→ **Description of the task**:
A verbatim copy of the listing is needed; pictures are to be left out.
*** Opening of Data records ***
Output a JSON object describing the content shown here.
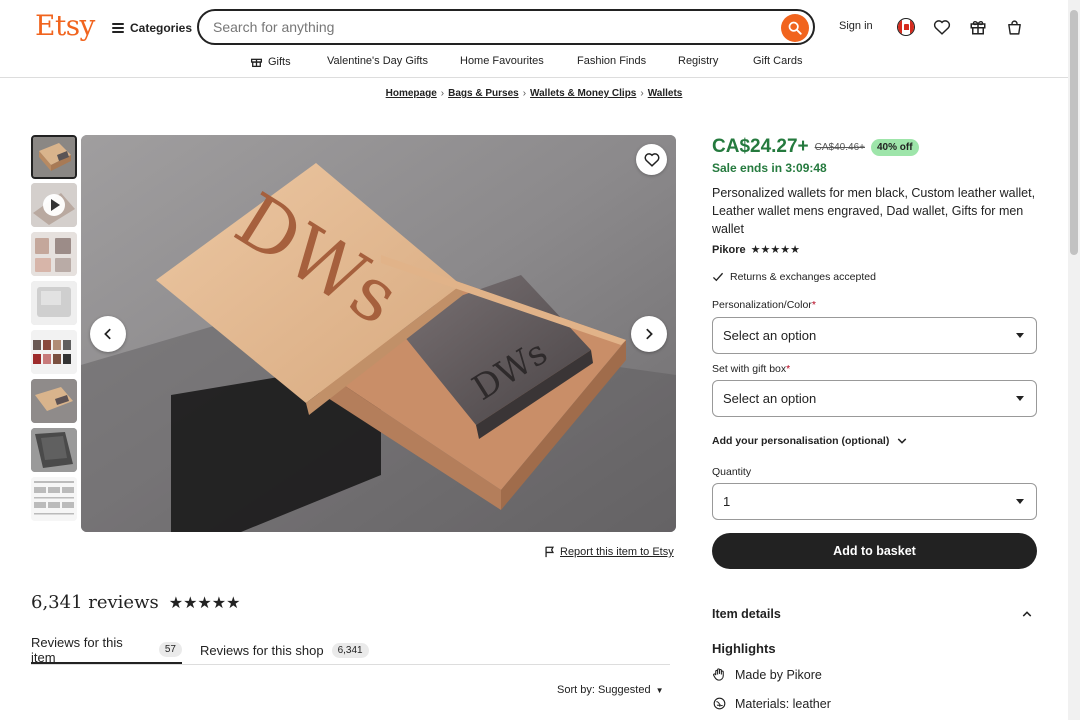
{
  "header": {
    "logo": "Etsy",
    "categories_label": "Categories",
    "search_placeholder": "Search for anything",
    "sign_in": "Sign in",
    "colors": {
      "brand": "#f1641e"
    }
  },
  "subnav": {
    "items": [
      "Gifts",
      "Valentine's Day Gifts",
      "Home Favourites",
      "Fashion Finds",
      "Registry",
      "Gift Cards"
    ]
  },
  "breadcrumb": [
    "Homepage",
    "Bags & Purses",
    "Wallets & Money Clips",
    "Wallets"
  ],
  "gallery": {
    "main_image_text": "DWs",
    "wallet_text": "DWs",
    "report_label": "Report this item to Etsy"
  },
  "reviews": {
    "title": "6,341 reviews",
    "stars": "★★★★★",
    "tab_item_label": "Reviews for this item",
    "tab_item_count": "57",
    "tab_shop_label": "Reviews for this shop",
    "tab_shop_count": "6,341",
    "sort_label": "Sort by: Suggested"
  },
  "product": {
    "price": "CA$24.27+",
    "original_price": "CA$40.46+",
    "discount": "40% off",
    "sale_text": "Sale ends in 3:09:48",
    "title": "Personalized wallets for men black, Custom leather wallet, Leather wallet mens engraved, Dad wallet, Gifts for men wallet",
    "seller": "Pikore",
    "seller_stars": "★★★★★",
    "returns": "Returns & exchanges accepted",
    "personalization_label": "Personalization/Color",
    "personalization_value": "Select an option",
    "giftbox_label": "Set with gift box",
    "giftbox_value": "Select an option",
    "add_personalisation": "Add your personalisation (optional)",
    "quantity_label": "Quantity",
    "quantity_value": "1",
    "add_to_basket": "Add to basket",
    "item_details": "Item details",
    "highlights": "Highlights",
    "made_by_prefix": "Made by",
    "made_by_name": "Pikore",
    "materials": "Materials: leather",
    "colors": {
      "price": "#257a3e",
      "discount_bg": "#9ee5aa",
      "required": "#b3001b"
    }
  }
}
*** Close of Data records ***
→ **Your solution**:
Output a JSON object describing the content shown here.
{
  "header": {
    "logo": "Etsy",
    "categories_label": "Categories",
    "search_placeholder": "Search for anything",
    "sign_in": "Sign in",
    "colors": {
      "brand": "#f1641e"
    }
  },
  "subnav": {
    "items": [
      "Gifts",
      "Valentine's Day Gifts",
      "Home Favourites",
      "Fashion Finds",
      "Registry",
      "Gift Cards"
    ]
  },
  "breadcrumb": [
    "Homepage",
    "Bags & Purses",
    "Wallets & Money Clips",
    "Wallets"
  ],
  "gallery": {
    "main_image_text": "DWs",
    "wallet_text": "DWs",
    "report_label": "Report this item to Etsy"
  },
  "reviews": {
    "title": "6,341 reviews",
    "stars": "★★★★★",
    "tab_item_label": "Reviews for this item",
    "tab_item_count": "57",
    "tab_shop_label": "Reviews for this shop",
    "tab_shop_count": "6,341",
    "sort_label": "Sort by: Suggested"
  },
  "product": {
    "price": "CA$24.27+",
    "original_price": "CA$40.46+",
    "discount": "40% off",
    "sale_text": "Sale ends in 3:09:48",
    "title": "Personalized wallets for men black, Custom leather wallet, Leather wallet mens engraved, Dad wallet, Gifts for men wallet",
    "seller": "Pikore",
    "seller_stars": "★★★★★",
    "returns": "Returns & exchanges accepted",
    "personalization_label": "Personalization/Color",
    "personalization_value": "Select an option",
    "giftbox_label": "Set with gift box",
    "giftbox_value": "Select an option",
    "add_personalisation": "Add your personalisation (optional)",
    "quantity_label": "Quantity",
    "quantity_value": "1",
    "add_to_basket": "Add to basket",
    "item_details": "Item details",
    "highlights": "Highlights",
    "made_by_prefix": "Made by",
    "made_by_name": "Pikore",
    "materials": "Materials: leather",
    "colors": {
      "price": "#257a3e",
      "discount_bg": "#9ee5aa",
      "required": "#b3001b"
    }
  }
}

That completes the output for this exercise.